Marketing is essential to attract customers and grow your business. You’ll need to develop a marketing strategy that includes identifying your target audience, creating a brand identity, and choosing marketing channels. Some common marketing channels in Ireland include social media, email marketing, SEO, and advertising.
Step 11: Grow Your Business:
As your business grows, you’ll need to adapt and expand your operations. You may need to hire more employees, invest in new technology, and enter new markets. It’s essential to have a growth plan that includes setting goals, developing strategies, and measuring success.
Tax Considerations for Small Businesses in Ireland:
As a small business owner in Ireland, you’ll need to consider the tax implications of your business. Here are some frequently asked questions:
- How much tax do I pay on a small business in Ireland? The tax rate depends on the type of business structure and income level. For example, sole traders and partnerships pay income tax based on their profits, while limited companies pay corporation tax on their profits. The current standard rate of income tax in Ireland is 20% on the first €35,300 of taxable income, and 40% on the remainder. The current corporation tax rate is 12.5%.
- Do small businesses pay taxes every 3 months? Small businesses are required to pay preliminary tax every six months based on the estimated tax liability for the year. They may also need to make monthly or bi-monthly VAT payments.
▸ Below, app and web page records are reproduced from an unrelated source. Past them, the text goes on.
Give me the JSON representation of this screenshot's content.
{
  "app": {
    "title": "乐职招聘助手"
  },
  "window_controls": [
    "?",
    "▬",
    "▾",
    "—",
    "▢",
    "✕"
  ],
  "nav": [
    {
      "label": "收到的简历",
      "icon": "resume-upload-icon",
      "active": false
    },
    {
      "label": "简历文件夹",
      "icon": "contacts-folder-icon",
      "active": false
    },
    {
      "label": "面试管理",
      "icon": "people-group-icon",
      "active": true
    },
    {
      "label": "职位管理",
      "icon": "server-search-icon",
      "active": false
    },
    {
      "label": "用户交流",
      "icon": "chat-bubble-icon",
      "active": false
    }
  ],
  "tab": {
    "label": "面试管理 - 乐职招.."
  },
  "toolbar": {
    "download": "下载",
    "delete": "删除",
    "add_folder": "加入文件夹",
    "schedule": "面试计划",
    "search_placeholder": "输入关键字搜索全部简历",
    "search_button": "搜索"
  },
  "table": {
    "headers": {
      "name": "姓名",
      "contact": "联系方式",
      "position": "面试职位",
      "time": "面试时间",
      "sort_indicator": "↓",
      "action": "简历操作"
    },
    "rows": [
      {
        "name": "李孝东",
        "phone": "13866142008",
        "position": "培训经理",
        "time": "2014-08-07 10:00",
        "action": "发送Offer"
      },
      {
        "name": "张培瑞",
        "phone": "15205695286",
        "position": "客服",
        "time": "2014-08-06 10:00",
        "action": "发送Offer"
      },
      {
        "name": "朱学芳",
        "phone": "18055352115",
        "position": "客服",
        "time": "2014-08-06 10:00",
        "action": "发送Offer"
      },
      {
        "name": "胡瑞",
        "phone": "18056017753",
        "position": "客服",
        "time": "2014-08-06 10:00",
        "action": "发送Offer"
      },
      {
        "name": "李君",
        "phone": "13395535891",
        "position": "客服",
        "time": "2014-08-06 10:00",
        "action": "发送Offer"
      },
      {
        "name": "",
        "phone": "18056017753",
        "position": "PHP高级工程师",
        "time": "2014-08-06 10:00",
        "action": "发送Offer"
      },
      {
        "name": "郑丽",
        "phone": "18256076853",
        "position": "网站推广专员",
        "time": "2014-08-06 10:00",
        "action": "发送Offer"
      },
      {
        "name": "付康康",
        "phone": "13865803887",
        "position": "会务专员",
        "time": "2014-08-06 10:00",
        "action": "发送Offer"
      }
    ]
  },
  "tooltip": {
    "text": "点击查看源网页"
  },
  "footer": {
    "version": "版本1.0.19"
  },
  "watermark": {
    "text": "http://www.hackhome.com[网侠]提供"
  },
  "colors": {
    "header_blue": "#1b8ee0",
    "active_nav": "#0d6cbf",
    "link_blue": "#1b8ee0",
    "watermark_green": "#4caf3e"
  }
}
Any outstanding balance must be paid by the due date for the relevant tax return.
- Do I pay taxes in my first year of self-employment? Yes, you’re required to pay taxes on your profits from self-employment from the first year. You’ll need to register for self-assessment with Revenue and file a tax return by the deadline.
- How much can a small business make before paying taxes? The tax-free allowance for income tax is €16,500 per year for a single person or €33,000 for a married couple. However, this allowance is reduced if you have other income sources or deductions.
- How much do you need to make self-employed before paying taxes? If you’re self-employed, you’ll need to pay taxes on your profits, which is the income minus expenses. The tax rate depends on the income level and business structure.
- How much can a self-employed person earn before paying taxes in Ireland? There’s no specific threshold for self-employed income in Ireland. You’ll need to pay taxes on any profits above the tax-free allowance.
- Will I get a tax refund if my business loses money? If your business incurs a loss, you may be able to carry it forward and offset it against future profits. You can also claim tax relief on certain expenses and capital allowances.
It’s important to keep accurate records of income and expenses and file tax returns on time to avoid penalties and interest charges. You can seek professional advice or use accounting software to help you manage your taxes effectively.
Setting up a new business in Ireland can be a challenging but rewarding experience. By following the above steps, you can ensure that your new enterprise is set up correctly, legally compliant, and ready for success. However, starting a new business requires more than just following the steps. It’s also important to have a clear vision, passion, and perseverance to overcome challenges and achieve your goals. Don’t hesitate to seek professional advice if you need it, and best of luck on your entrepreneurial journey!